What are knowledge management tools?
Knowledge management tools ensure your organization can capture information and apply that knowledge for maximum value to your business. Different knowledge management tools focus on different knowledge types and are designed to improve efficiency in specific parts of your business.
Learn more about how knowledge management and knowledge sharing can help your company’s bottom line.
Why are knowledge management tools important?
- Improve your profitability and efficiency
- Organize critical company information in a single source of truth
- Facilitate collaboration across teams, wherever they are
- Promote continuous learning
Types of knowledge management tools
Knowledge management tools are essential for businesses seeking to improve organizational efficiency, streamline communication, and foster innovation. These tools come in various types, each designed to serve different purposes. Document management systems, one of the key knowledge management tools, enable easy storage, organization, and retrieval of crucial files and documents. Collaboration platforms facilitate seamless teamwork and knowledge sharing among employees, while content management systems provide a central repository for creating, editing, and distributing digital content.
Additionally, decision support systems help with data analysis and problem-solving, while social networking tools promote informal knowledge sharing and relationship building. Implementing the right knowledge management tools can significantly enhance a company's productivity and overall performance.
Here’s a helpful list of knowledge management tool types:
1. Knowledge bases
A knowledge base is a searchable information repository that stores your company’s data for internal or external access. It serves to capture, manage, and organize key organizational information in order to help your teams or customers find the information they need, when they need it. There are two types of knowledge bases. A machine-readable knowledge base stores data that can only be analyzed by artificial intelligence systems. A human-readable knowledge base stores documents and physical texts that are accessible to people. Human-readable knowledge bases are more interactive, but searches are often more time-consuming.
2. Learning management systems (LMS)
Learning management systems help businesses build a strong foundation of knowledge management by allowing them to create customized training and educational programs. Through this system, company leaders can design and manage lessons, courses, quizzes, and other training materials and deliver those resources to employees, students, or partners.
3. Knowledge-Centered Service® (KCS)
These tools support knowledge centered service, also known as knowledge-centered support, which describes how customer service and support teams access and use knowledge to deliver greater value to customers, employees, and stakeholders. Each time a problem is solved in a KCS organization, that knowledge is stored in a way that is easily accessible to others. KCS empowers everyone in the organization to share collective responsibility for maintaining the knowledge base and informs how people in the organization solve problems.
4. AI knowledge management
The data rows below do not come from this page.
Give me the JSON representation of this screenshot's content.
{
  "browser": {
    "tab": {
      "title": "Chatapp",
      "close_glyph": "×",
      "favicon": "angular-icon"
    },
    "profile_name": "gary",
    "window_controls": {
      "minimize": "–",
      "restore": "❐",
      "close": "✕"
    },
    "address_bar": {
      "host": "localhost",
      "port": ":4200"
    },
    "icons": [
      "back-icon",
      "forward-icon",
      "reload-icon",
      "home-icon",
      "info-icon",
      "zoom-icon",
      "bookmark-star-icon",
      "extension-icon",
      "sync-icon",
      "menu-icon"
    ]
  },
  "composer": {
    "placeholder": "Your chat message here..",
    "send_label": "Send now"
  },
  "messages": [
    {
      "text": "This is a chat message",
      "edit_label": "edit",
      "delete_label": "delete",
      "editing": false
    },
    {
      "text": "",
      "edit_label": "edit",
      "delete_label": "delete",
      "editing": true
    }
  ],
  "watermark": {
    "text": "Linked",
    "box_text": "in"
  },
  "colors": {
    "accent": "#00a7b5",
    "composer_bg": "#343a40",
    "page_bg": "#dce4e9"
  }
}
AI knowledge management tools can capture, filter, represent, or apply knowledge. They include applications that can select, analyze, and classify text; conduct automated reasoning; and create visualizations – all of which can enhance decision-making capabilities. AI can help organizations process human input, such as handwriting and voice recognition, using natural language processing. These systems can also deal with “big data,” traditionally deemed unwieldy and difficult to maintain, by using new methods for data storing such as decentralized blockchain.
5. Customer relationship management (CRM)
Designed to help all teams involved in marketing, sales, and customer service, CRM systems track prospect and customer information over the course of customer relationships. Using a CRM, your company can track everything from the first contact with a prospect and how they came to you, to interactions they have with your sales team throughout the buying process, to repeated purchases. This customer data is stored in the CRM tool, which your team can now access at any time to understand the context of the relationship and respond appropriately to any issues that may arise. This translates to a better customer experience.
6. Content management
Content management systems encompass the creation, management, and distribution of your organizational content on your company’s intranet or website. An effective content management system provides templates for publishing content, enables easy editing and metadata tagging, tracks changes and allows access to various versions of content, allows for collaborative work and parallel content development, integrates document management systems, and provides extensions and plug-ins for enhanced functionality.